WORK TO COMPLETE — Extract all records. Keep each one exact.
━━━━━━━━━━
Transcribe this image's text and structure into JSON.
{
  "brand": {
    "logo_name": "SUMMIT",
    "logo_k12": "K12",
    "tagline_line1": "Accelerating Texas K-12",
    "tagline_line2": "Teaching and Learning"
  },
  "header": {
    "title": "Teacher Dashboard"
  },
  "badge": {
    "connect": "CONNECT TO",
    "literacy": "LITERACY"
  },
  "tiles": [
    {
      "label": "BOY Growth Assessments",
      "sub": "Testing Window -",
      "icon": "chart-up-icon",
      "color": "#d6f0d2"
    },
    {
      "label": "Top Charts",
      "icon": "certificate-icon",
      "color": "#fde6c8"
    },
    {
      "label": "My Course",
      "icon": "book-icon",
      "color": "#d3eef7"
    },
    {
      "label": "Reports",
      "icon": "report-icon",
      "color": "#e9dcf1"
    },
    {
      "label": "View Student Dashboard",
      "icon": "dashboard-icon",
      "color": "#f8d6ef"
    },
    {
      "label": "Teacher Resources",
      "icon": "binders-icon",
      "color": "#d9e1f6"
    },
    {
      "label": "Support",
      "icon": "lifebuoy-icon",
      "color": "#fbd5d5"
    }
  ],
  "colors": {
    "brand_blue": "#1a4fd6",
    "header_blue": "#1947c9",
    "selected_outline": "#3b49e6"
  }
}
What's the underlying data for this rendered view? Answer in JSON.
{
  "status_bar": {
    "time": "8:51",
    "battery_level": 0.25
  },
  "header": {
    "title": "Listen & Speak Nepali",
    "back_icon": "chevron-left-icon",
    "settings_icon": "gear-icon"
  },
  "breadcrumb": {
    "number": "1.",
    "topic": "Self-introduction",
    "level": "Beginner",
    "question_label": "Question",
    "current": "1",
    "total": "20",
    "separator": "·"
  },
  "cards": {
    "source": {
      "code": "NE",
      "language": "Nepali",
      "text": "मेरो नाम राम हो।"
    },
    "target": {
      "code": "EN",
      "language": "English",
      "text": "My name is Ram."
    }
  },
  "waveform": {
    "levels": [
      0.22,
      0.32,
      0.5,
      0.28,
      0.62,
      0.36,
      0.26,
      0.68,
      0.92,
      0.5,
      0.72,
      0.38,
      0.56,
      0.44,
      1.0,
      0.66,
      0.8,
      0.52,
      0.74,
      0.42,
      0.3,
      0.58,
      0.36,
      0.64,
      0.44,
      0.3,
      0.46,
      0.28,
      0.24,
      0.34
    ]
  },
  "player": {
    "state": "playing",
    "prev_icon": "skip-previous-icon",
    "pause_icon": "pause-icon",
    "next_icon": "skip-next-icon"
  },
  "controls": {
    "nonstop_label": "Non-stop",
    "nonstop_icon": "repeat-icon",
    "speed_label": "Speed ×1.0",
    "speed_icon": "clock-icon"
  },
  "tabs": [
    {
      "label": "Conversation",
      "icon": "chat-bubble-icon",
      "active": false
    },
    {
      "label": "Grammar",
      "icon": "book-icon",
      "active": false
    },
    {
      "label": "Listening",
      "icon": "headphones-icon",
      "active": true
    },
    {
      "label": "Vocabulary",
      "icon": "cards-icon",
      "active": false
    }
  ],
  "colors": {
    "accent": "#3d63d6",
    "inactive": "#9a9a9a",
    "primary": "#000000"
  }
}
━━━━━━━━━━
SOLUTION TO THIS TASK —
Transcribe this image's text and structure into JSON.
{
  "brand": {
    "logo_name": "SUMMIT",
    "logo_k12": "K12",
    "tagline_line1": "Accelerating Texas K-12",
    "tagline_line2": "Teaching and Learning"
  },
  "header": {
    "title": "Teacher Dashboard"
  },
  "badge": {
    "connect": "CONNECT TO",
    "literacy": "LITERACY"
  },
  "tiles": [
    {
      "label": "BOY Growth Assessments",
      "sub": "Testing Window -",
      "icon": "chart-up-icon",
      "color": "#d6f0d2"
    },
    {
      "label": "Top Charts",
      "icon": "certificate-icon",
      "color": "#fde6c8"
    },
    {
      "label": "My Course",
      "icon": "book-icon",
      "color": "#d3eef7"
    },
    {
      "label": "Reports",
      "icon": "report-icon",
      "color": "#e9dcf1"
    },
    {
      "label": "View Student Dashboard",
      "icon": "dashboard-icon",
      "color": "#f8d6ef"
    },
    {
      "label": "Teacher Resources",
      "icon": "binders-icon",
      "color": "#d9e1f6"
    },
    {
      "label": "Support",
      "icon": "lifebuoy-icon",
      "color": "#fbd5d5"
    }
  ],
  "colors": {
    "brand_blue": "#1a4fd6",
    "header_blue": "#1947c9",
    "selected_outline": "#3b49e6"
  }
}
What's the underlying data for this rendered view? Answer in JSON.
{
  "status_bar": {
    "time": "8:51",
    "battery_level": 0.25
  },
  "header": {
    "title": "Listen & Speak Nepali",
    "back_icon": "chevron-left-icon",
    "settings_icon": "gear-icon"
  },
  "breadcrumb": {
    "number": "1.",
    "topic": "Self-introduction",
    "level": "Beginner",
    "question_label": "Question",
    "current": "1",
    "total": "20",
    "separator": "·"
  },
  "cards": {
    "source": {
      "code": "NE",
      "language": "Nepali",
      "text": "मेरो नाम राम हो।"
    },
    "target": {
      "code": "EN",
      "language": "English",
      "text": "My name is Ram."
    }
  },
  "waveform": {
    "levels": [
      0.22,
      0.32,
      0.5,
      0.28,
      0.62,
      0.36,
      0.26,
      0.68,
      0.92,
      0.5,
      0.72,
      0.38,
      0.56,
      0.44,
      1.0,
      0.66,
      0.8,
      0.52,
      0.74,
      0.42,
      0.3,
      0.58,
      0.36,
      0.64,
      0.44,
      0.3,
      0.46,
      0.28,
      0.24,
      0.34
    ]
  },
  "player": {
    "state": "playing",
    "prev_icon": "skip-previous-icon",
    "pause_icon": "pause-icon",
    "next_icon": "skip-next-icon"
  },
  "controls": {
    "nonstop_label": "Non-stop",
    "nonstop_icon": "repeat-icon",
    "speed_label": "Speed ×1.0",
    "speed_icon": "clock-icon"
  },
  "tabs": [
    {
      "label": "Conversation",
      "icon": "chat-bubble-icon",
      "active": false
    },
    {
      "label": "Grammar",
      "icon": "book-icon",
      "active": false
    },
    {
      "label": "Listening",
      "icon": "headphones-icon",
      "active": true
    },
    {
      "label": "Vocabulary",
      "icon": "cards-icon",
      "active": false
    }
  ],
  "colors": {
    "accent": "#3d63d6",
    "inactive": "#9a9a9a",
    "primary": "#000000"
  }
}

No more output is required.